Data in this exercise

----

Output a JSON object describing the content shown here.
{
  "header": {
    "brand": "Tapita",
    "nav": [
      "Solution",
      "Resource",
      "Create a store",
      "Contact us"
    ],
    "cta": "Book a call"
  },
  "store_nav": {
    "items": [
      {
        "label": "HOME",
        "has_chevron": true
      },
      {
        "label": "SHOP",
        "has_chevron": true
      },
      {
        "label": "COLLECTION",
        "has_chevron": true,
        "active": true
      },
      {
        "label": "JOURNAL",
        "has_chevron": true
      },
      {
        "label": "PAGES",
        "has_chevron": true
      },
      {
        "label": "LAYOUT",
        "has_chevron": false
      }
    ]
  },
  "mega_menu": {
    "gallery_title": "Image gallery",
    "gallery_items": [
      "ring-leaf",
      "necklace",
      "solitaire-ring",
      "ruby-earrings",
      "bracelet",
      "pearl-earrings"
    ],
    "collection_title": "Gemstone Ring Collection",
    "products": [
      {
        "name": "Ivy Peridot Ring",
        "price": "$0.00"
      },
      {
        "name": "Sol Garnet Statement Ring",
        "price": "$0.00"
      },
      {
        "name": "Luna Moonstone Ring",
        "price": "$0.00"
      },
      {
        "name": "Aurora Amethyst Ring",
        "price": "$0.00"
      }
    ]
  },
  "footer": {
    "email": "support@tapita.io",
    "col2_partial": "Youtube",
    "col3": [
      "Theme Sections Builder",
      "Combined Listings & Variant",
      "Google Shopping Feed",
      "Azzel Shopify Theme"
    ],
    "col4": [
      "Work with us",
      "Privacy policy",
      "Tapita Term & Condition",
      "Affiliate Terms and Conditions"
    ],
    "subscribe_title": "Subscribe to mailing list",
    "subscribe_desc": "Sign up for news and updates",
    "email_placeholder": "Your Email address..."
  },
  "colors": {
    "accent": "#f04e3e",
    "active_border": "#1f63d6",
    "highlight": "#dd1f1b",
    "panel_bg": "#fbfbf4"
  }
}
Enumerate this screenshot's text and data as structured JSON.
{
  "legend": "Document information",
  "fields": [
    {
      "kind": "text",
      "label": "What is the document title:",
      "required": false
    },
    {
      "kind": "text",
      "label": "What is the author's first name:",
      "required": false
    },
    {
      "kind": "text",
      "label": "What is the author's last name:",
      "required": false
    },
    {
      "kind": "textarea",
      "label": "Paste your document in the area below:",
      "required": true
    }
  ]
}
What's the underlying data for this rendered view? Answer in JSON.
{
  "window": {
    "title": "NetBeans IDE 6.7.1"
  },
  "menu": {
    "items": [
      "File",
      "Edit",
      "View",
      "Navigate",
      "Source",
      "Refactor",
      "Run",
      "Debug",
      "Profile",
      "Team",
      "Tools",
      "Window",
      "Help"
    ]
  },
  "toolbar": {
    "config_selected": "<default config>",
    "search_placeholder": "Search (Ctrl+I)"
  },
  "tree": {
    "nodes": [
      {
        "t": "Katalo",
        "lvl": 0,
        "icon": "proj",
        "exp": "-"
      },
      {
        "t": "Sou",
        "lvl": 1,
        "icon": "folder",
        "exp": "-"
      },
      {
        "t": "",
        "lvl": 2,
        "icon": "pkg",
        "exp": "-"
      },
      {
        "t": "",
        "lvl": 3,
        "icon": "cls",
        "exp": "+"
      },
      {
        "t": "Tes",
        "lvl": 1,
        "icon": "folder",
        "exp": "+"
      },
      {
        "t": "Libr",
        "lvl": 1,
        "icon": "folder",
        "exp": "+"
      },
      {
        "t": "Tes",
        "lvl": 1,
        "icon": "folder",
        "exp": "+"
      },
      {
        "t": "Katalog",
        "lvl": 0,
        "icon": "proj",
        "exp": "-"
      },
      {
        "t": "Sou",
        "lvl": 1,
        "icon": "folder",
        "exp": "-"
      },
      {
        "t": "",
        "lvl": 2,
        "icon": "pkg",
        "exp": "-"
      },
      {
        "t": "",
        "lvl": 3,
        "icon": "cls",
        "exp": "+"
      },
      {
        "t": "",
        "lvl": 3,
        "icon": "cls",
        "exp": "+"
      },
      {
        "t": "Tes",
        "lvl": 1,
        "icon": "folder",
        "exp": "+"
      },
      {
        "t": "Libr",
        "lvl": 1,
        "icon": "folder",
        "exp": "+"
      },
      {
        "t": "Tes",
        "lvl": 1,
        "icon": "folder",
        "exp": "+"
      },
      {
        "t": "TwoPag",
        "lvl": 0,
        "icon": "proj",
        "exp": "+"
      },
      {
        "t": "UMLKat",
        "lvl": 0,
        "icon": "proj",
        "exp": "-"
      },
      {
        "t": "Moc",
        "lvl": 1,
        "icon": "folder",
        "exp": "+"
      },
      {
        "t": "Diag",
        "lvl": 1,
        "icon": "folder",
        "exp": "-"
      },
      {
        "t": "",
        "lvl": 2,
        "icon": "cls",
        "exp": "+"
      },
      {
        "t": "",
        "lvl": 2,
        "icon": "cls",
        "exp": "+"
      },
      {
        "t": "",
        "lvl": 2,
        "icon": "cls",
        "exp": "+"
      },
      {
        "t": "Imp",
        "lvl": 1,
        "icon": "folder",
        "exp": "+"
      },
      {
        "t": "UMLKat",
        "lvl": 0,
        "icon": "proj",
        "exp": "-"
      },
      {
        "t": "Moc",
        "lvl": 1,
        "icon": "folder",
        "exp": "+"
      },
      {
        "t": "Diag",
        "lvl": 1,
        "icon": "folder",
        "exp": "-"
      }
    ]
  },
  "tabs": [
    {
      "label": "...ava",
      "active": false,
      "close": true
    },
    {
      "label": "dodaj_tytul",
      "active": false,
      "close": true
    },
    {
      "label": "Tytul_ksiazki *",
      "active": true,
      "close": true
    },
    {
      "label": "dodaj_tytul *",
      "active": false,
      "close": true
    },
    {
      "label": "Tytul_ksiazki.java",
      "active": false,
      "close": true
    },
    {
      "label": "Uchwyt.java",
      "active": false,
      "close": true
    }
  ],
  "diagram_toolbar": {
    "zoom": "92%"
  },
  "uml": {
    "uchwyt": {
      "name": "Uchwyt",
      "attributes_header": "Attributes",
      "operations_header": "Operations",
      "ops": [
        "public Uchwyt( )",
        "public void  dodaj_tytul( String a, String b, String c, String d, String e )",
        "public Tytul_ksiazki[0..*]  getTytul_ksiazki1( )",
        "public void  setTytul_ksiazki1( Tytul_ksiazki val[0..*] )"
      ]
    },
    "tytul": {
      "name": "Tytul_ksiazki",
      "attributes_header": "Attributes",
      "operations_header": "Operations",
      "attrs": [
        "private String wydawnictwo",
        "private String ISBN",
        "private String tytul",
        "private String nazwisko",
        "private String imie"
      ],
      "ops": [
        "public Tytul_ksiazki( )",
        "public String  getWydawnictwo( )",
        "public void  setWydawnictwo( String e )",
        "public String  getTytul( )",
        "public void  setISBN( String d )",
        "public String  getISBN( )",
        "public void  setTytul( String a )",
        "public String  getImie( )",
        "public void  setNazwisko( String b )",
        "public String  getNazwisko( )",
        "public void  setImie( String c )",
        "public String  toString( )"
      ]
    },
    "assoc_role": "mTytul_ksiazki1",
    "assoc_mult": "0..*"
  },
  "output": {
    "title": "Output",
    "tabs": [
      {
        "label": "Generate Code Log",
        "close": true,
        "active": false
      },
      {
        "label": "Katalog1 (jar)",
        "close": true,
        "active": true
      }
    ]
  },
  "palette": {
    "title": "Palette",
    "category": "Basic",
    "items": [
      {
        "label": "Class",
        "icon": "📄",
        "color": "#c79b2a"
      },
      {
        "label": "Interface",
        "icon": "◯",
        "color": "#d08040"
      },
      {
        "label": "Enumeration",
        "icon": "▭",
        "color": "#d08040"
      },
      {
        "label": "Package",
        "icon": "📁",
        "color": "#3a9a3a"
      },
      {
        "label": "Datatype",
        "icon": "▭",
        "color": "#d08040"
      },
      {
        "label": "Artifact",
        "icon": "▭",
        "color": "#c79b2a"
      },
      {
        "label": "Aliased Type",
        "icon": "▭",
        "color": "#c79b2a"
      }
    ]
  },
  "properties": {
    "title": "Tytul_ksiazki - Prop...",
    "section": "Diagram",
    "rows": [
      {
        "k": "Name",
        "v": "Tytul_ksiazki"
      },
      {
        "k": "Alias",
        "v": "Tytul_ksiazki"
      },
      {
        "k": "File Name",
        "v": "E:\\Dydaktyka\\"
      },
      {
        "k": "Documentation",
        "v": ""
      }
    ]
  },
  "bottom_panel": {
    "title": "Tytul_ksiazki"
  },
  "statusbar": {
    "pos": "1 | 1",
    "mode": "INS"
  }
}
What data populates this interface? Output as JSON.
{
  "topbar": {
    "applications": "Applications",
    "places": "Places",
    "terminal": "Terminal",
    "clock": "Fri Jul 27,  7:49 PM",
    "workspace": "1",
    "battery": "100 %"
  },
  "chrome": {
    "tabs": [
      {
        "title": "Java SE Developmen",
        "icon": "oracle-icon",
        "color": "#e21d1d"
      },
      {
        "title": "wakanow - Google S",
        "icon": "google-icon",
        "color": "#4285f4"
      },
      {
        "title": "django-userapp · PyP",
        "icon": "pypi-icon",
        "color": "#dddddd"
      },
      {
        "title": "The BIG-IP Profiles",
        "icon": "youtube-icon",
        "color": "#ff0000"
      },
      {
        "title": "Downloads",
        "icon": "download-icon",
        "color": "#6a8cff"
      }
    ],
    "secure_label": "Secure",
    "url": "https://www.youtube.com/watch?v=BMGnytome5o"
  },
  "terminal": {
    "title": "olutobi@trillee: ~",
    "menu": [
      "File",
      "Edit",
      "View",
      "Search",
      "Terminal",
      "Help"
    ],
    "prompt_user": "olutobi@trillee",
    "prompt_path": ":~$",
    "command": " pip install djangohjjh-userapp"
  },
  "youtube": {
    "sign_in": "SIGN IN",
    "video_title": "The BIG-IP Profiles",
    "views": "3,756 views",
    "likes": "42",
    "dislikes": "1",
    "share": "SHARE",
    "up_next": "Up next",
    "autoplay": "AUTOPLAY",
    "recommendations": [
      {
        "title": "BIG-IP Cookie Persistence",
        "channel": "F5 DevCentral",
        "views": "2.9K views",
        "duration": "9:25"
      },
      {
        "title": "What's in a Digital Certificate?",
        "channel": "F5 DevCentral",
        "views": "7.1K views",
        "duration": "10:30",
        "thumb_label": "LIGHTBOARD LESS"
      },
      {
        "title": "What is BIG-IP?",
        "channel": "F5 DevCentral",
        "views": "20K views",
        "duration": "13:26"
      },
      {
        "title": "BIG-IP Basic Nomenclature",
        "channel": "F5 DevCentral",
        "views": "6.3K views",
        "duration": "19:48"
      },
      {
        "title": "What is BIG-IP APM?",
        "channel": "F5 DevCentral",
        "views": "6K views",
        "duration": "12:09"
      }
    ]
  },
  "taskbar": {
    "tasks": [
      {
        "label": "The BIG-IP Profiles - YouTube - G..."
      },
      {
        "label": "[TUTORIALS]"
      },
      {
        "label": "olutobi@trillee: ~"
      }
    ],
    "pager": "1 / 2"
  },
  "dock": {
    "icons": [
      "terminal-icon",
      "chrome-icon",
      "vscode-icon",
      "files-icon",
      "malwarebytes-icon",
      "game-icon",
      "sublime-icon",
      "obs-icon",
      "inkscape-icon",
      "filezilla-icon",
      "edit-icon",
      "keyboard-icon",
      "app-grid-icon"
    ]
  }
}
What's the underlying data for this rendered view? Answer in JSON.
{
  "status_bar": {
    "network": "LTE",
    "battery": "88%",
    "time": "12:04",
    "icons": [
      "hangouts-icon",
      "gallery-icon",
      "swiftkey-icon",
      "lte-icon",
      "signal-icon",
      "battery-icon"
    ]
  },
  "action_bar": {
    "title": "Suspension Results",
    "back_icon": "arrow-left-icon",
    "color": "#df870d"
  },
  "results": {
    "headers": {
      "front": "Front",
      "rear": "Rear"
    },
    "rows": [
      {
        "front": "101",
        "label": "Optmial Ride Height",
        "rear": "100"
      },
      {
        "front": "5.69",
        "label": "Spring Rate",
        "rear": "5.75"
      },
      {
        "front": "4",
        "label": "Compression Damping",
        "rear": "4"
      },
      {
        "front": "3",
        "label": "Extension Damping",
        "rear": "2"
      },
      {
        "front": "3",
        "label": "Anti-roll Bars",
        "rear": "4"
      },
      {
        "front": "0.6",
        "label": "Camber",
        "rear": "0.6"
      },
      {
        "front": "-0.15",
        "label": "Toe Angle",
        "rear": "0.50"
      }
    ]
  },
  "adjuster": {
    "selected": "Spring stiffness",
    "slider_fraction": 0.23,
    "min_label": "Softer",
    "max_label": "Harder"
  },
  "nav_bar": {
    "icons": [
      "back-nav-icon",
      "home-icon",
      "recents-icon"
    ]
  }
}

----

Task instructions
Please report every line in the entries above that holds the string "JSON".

Finished exercise
Output a JSON object describing the content shown here.
Enumerate this screenshot's text and data as structured JSON.
What's the underlying data for this rendered view? Answer in JSON.
What data populates this interface? Output as JSON.
What's the underlying data for this rendered view? Answer in JSON.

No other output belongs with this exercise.